[[ The data open ]]
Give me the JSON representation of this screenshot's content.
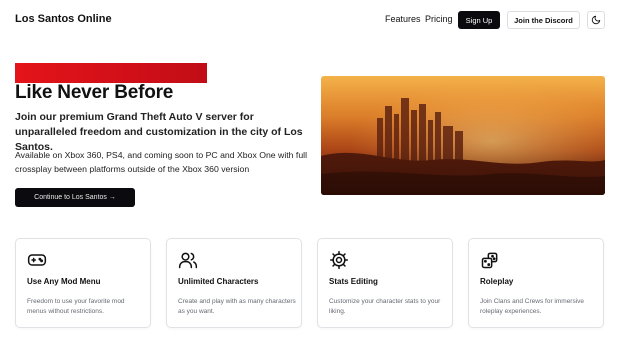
{
  "nav": {
    "brand": "Los Santos Online",
    "links": [
      "Features",
      "Pricing"
    ],
    "signup": "Sign Up",
    "discord": "Join the Discord",
    "theme_icon": "moon-icon"
  },
  "hero": {
    "title": "Like Never Before",
    "lead": "Join our premium Grand Theft Auto V server for unparalleled freedom and customization in the city of Los Santos.",
    "availability": "Available on Xbox 360, PS4, and coming soon to PC and Xbox One with full crossplay between platforms outside of the Xbox 360 version",
    "cta": "Continue to Los Santos →",
    "accent": "#e4141a"
  },
  "features": [
    {
      "icon": "gamepad-icon",
      "title": "Use Any Mod Menu",
      "desc": "Freedom to use your favorite mod menus without restrictions."
    },
    {
      "icon": "users-icon",
      "title": "Unlimited Characters",
      "desc": "Create and play with as many characters as you want."
    },
    {
      "icon": "gear-icon",
      "title": "Stats Editing",
      "desc": "Customize your character stats to your liking."
    },
    {
      "icon": "dice-icon",
      "title": "Roleplay",
      "desc": "Join Clans and Crews for immersive roleplay experiences."
    }
  ]
}
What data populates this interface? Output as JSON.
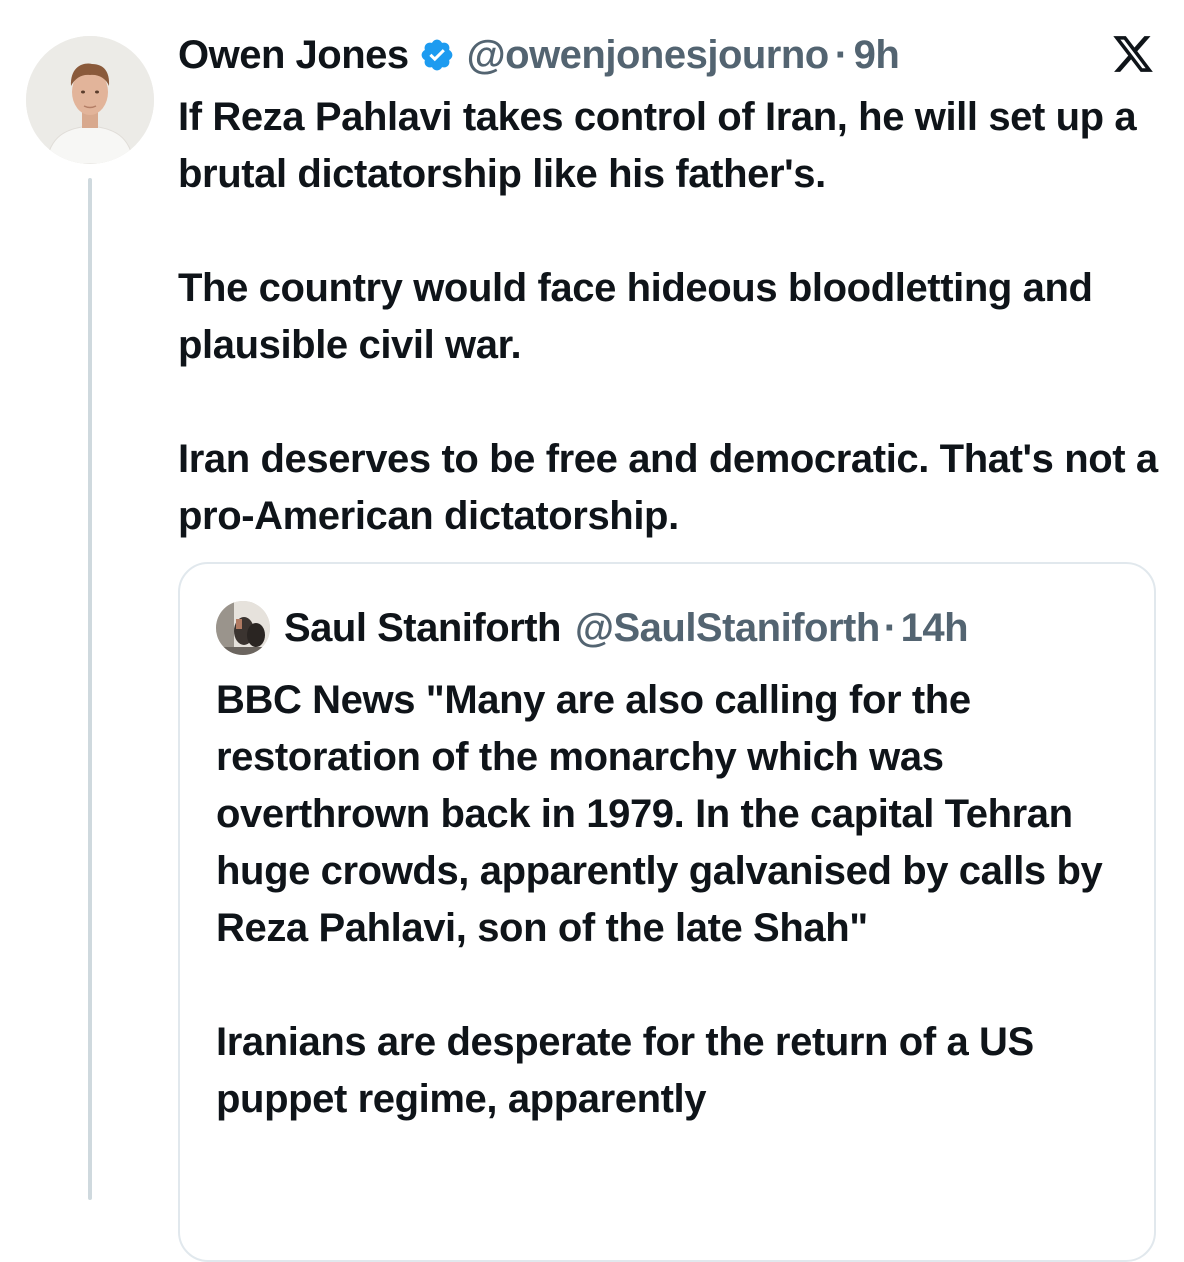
{
  "tweet": {
    "author_name": "Owen Jones",
    "handle": "@owenjonesjourno",
    "separator": "·",
    "time": "9h",
    "paragraphs": [
      "If Reza Pahlavi takes control of Iran, he will set up a brutal dictatorship like his father's.",
      "The country would face hideous bloodletting and plausible civil war.",
      "Iran deserves to be free and democratic. That's not a pro-American dictatorship."
    ]
  },
  "quoted": {
    "author_name": "Saul Staniforth",
    "handle": "@SaulStaniforth",
    "separator": "·",
    "time": "14h",
    "paragraphs": [
      "BBC News \"Many are also calling for the restoration of the monarchy which was overthrown back in 1979. In the capital Tehran huge crowds, apparently galvanised by calls by Reza Pahlavi, son of the late Shah\"",
      "Iranians are desperate for the return of a US puppet regime, apparently"
    ]
  },
  "icons": {
    "verified": "verified-badge-icon",
    "logo": "x-logo-icon"
  },
  "colors": {
    "verified_blue": "#1d9bf0",
    "secondary_text": "#536471",
    "primary_text": "#0f1419",
    "border": "#e1e8ed",
    "thread_line": "#cfd9de"
  }
}
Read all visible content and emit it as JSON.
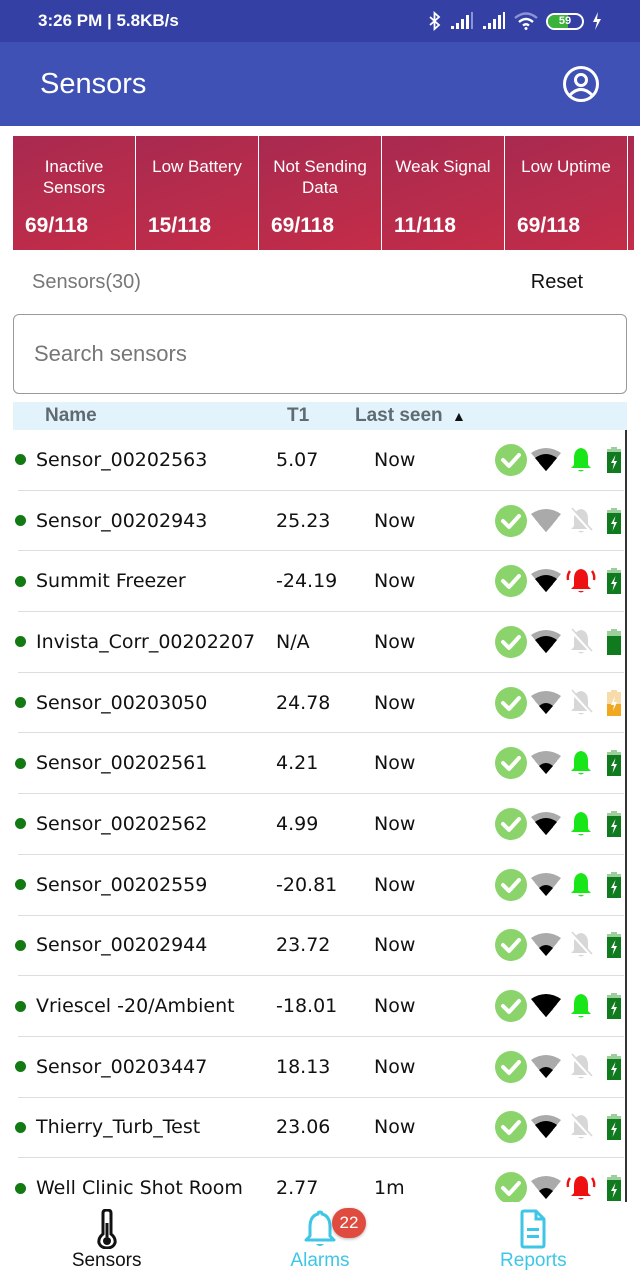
{
  "status_bar": {
    "time_speed": "3:26 PM | 5.8KB/s",
    "battery_level": "59",
    "icons": [
      "bluetooth-icon",
      "cell-signal-icon",
      "cell-signal-icon",
      "wifi-icon",
      "battery-icon",
      "charging-icon"
    ]
  },
  "app_bar": {
    "title": "Sensors",
    "account_icon": "account-circle-icon"
  },
  "summary_cards": [
    {
      "label": "Inactive Sensors",
      "value": "69/118"
    },
    {
      "label": "Low Battery",
      "value": "15/118"
    },
    {
      "label": "Not Sending Data",
      "value": "69/118"
    },
    {
      "label": "Weak Signal",
      "value": "11/118"
    },
    {
      "label": "Low Uptime",
      "value": "69/118"
    }
  ],
  "list_header": {
    "count_label": "Sensors(30)",
    "reset_label": "Reset"
  },
  "search": {
    "placeholder": "Search sensors",
    "value": ""
  },
  "table": {
    "columns": {
      "name": "Name",
      "t1": "T1",
      "last_seen": "Last seen",
      "sort_indicator": "▲"
    },
    "rows": [
      {
        "name": "Sensor_00202563",
        "t1": "5.07",
        "last_seen": "Now",
        "status": "ok",
        "signal_bars": 2,
        "alarm": "on",
        "battery": "charging"
      },
      {
        "name": "Sensor_00202943",
        "t1": "25.23",
        "last_seen": "Now",
        "status": "ok",
        "signal_bars": 0,
        "alarm": "muted",
        "battery": "charging"
      },
      {
        "name": "Summit Freezer",
        "t1": "-24.19",
        "last_seen": "Now",
        "status": "ok",
        "signal_bars": 2,
        "alarm": "ringing",
        "battery": "charging"
      },
      {
        "name": "Invista_Corr_00202207",
        "t1": "N/A",
        "last_seen": "Now",
        "status": "ok",
        "signal_bars": 2,
        "alarm": "muted",
        "battery": "full"
      },
      {
        "name": "Sensor_00203050",
        "t1": "24.78",
        "last_seen": "Now",
        "status": "ok",
        "signal_bars": 1,
        "alarm": "muted",
        "battery": "low-charging"
      },
      {
        "name": "Sensor_00202561",
        "t1": "4.21",
        "last_seen": "Now",
        "status": "ok",
        "signal_bars": 1,
        "alarm": "on",
        "battery": "charging"
      },
      {
        "name": "Sensor_00202562",
        "t1": "4.99",
        "last_seen": "Now",
        "status": "ok",
        "signal_bars": 2,
        "alarm": "on",
        "battery": "charging"
      },
      {
        "name": "Sensor_00202559",
        "t1": "-20.81",
        "last_seen": "Now",
        "status": "ok",
        "signal_bars": 1,
        "alarm": "on",
        "battery": "charging"
      },
      {
        "name": "Sensor_00202944",
        "t1": "23.72",
        "last_seen": "Now",
        "status": "ok",
        "signal_bars": 1,
        "alarm": "muted",
        "battery": "charging"
      },
      {
        "name": "Vriescel -20/Ambient",
        "t1": "-18.01",
        "last_seen": "Now",
        "status": "ok",
        "signal_bars": 3,
        "alarm": "on",
        "battery": "charging"
      },
      {
        "name": "Sensor_00203447",
        "t1": "18.13",
        "last_seen": "Now",
        "status": "ok",
        "signal_bars": 1,
        "alarm": "muted",
        "battery": "charging"
      },
      {
        "name": "Thierry_Turb_Test",
        "t1": "23.06",
        "last_seen": "Now",
        "status": "ok",
        "signal_bars": 2,
        "alarm": "muted",
        "battery": "charging"
      },
      {
        "name": "Well Clinic Shot Room",
        "t1": "2.77",
        "last_seen": "1m",
        "status": "ok",
        "signal_bars": 1,
        "alarm": "ringing",
        "battery": "charging"
      }
    ]
  },
  "bottom_nav": {
    "items": [
      {
        "label": "Sensors",
        "icon": "thermometer-icon",
        "active": true
      },
      {
        "label": "Alarms",
        "icon": "bell-icon",
        "badge": "22"
      },
      {
        "label": "Reports",
        "icon": "document-icon"
      }
    ]
  },
  "colors": {
    "status_bar": "#3440a3",
    "app_bar": "#3f51b5",
    "card_gradient_start": "#a82a50",
    "card_gradient_end": "#c42d48",
    "table_header_bg": "#e3f3fc",
    "online_dot": "#137a13",
    "check_ok": "#8bd46b",
    "alarm_on": "#19e619",
    "alarm_ringing": "#ee1111",
    "battery_green": "#0f7a1e",
    "battery_low": "#f0a821",
    "nav_accent": "#3ec6e6",
    "badge": "#e04b3f"
  }
}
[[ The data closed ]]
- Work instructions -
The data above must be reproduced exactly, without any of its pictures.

- Answer space -
Give me the JSON representation of this screenshot's content.
{
  "nav": {
    "brand": "Los Santos Online",
    "links": [
      "Features",
      "Pricing"
    ],
    "signup": "Sign Up",
    "discord": "Join the Discord",
    "theme_icon": "moon-icon"
  },
  "hero": {
    "title": "Like Never Before",
    "lead": "Join our premium Grand Theft Auto V server for unparalleled freedom and customization in the city of Los Santos.",
    "availability": "Available on Xbox 360, PS4, and coming soon to PC and Xbox One with full crossplay between platforms outside of the Xbox 360 version",
    "cta": "Continue to Los Santos →",
    "accent": "#e4141a"
  },
  "features": [
    {
      "icon": "gamepad-icon",
      "title": "Use Any Mod Menu",
      "desc": "Freedom to use your favorite mod menus without restrictions."
    },
    {
      "icon": "users-icon",
      "title": "Unlimited Characters",
      "desc": "Create and play with as many characters as you want."
    },
    {
      "icon": "gear-icon",
      "title": "Stats Editing",
      "desc": "Customize your character stats to your liking."
    },
    {
      "icon": "dice-icon",
      "title": "Roleplay",
      "desc": "Join Clans and Crews for immersive roleplay experiences."
    }
  ]
}
What data populates this interface? Output as JSON.
{
  "tweet": {
    "author_name": "Owen Jones",
    "handle": "@owenjonesjourno",
    "separator": "·",
    "time": "9h",
    "paragraphs": [
      "If Reza Pahlavi takes control of Iran, he will set up a brutal dictatorship like his father's.",
      "The country would face hideous bloodletting and plausible civil war.",
      "Iran deserves to be free and democratic. That's not a pro-American dictatorship."
    ]
  },
  "quoted": {
    "author_name": "Saul Staniforth",
    "handle": "@SaulStaniforth",
    "separator": "·",
    "time": "14h",
    "paragraphs": [
      "BBC News \"Many are also calling for the restoration of the monarchy which was overthrown back in 1979. In the capital Tehran huge crowds, apparently galvanised by calls by Reza Pahlavi, son of the late Shah\"",
      "Iranians are desperate for the return of a US puppet regime, apparently"
    ]
  },
  "icons": {
    "verified": "verified-badge-icon",
    "logo": "x-logo-icon"
  },
  "colors": {
    "verified_blue": "#1d9bf0",
    "secondary_text": "#536471",
    "primary_text": "#0f1419",
    "border": "#e1e8ed",
    "thread_line": "#cfd9de"
  }
}
Read all visible content and emit it as JSON.
{
  "status_bar": {
    "time_speed": "3:26 PM | 5.8KB/s",
    "battery_level": "59",
    "icons": [
      "bluetooth-icon",
      "cell-signal-icon",
      "cell-signal-icon",
      "wifi-icon",
      "battery-icon",
      "charging-icon"
    ]
  },
  "app_bar": {
    "title": "Sensors",
    "account_icon": "account-circle-icon"
  },
  "summary_cards": [
    {
      "label": "Inactive Sensors",
      "value": "69/118"
    },
    {
      "label": "Low Battery",
      "value": "15/118"
    },
    {
      "label": "Not Sending Data",
      "value": "69/118"
    },
    {
      "label": "Weak Signal",
      "value": "11/118"
    },
    {
      "label": "Low Uptime",
      "value": "69/118"
    }
  ],
  "list_header": {
    "count_label": "Sensors(30)",
    "reset_label": "Reset"
  },
  "search": {
    "placeholder": "Search sensors",
    "value": ""
  },
  "table": {
    "columns": {
      "name": "Name",
      "t1": "T1",
      "last_seen": "Last seen",
      "sort_indicator": "▲"
    },
    "rows": [
      {
        "name": "Sensor_00202563",
        "t1": "5.07",
        "last_seen": "Now",
        "status": "ok",
        "signal_bars": 2,
        "alarm": "on",
        "battery": "charging"
      },
      {
        "name": "Sensor_00202943",
        "t1": "25.23",
        "last_seen": "Now",
        "status": "ok",
        "signal_bars": 0,
        "alarm": "muted",
        "battery": "charging"
      },
      {
        "name": "Summit Freezer",
        "t1": "-24.19",
        "last_seen": "Now",
        "status": "ok",
        "signal_bars": 2,
        "alarm": "ringing",
        "battery": "charging"
      },
      {
        "name": "Invista_Corr_00202207",
        "t1": "N/A",
        "last_seen": "Now",
        "status": "ok",
        "signal_bars": 2,
        "alarm": "muted",
        "battery": "full"
      },
      {
        "name": "Sensor_00203050",
        "t1": "24.78",
        "last_seen": "Now",
        "status": "ok",
        "signal_bars": 1,
        "alarm": "muted",
        "battery": "low-charging"
      },
      {
        "name": "Sensor_00202561",
        "t1": "4.21",
        "last_seen": "Now",
        "status": "ok",
        "signal_bars": 1,
        "alarm": "on",
        "battery": "charging"
      },
      {
        "name": "Sensor_00202562",
        "t1": "4.99",
        "last_seen": "Now",
        "status": "ok",
        "signal_bars": 2,
        "alarm": "on",
        "battery": "charging"
      },
      {
        "name": "Sensor_00202559",
        "t1": "-20.81",
        "last_seen": "Now",
        "status": "ok",
        "signal_bars": 1,
        "alarm": "on",
        "battery": "charging"
      },
      {
        "name": "Sensor_00202944",
        "t1": "23.72",
        "last_seen": "Now",
        "status": "ok",
        "signal_bars": 1,
        "alarm": "muted",
        "battery": "charging"
      },
      {
        "name": "Vriescel -20/Ambient",
        "t1": "-18.01",
        "last_seen": "Now",
        "status": "ok",
        "signal_bars": 3,
        "alarm": "on",
        "battery": "charging"
      },
      {
        "name": "Sensor_00203447",
        "t1": "18.13",
        "last_seen": "Now",
        "status": "ok",
        "signal_bars": 1,
        "alarm": "muted",
        "battery": "charging"
      },
      {
        "name": "Thierry_Turb_Test",
        "t1": "23.06",
        "last_seen": "Now",
        "status": "ok",
        "signal_bars": 2,
        "alarm": "muted",
        "battery": "charging"
      },
      {
        "name": "Well Clinic Shot Room",
        "t1": "2.77",
        "last_seen": "1m",
        "status": "ok",
        "signal_bars": 1,
        "alarm": "ringing",
        "battery": "charging"
      }
    ]
  },
  "bottom_nav": {
    "items": [
      {
        "label": "Sensors",
        "icon": "thermometer-icon",
        "active": true
      },
      {
        "label": "Alarms",
        "icon": "bell-icon",
        "badge": "22"
      },
      {
        "label": "Reports",
        "icon": "document-icon"
      }
    ]
  },
  "colors": {
    "status_bar": "#3440a3",
    "app_bar": "#3f51b5",
    "card_gradient_start": "#a82a50",
    "card_gradient_end": "#c42d48",
    "table_header_bg": "#e3f3fc",
    "online_dot": "#137a13",
    "check_ok": "#8bd46b",
    "alarm_on": "#19e619",
    "alarm_ringing": "#ee1111",
    "battery_green": "#0f7a1e",
    "battery_low": "#f0a821",
    "nav_accent": "#3ec6e6",
    "badge": "#e04b3f"
  }
}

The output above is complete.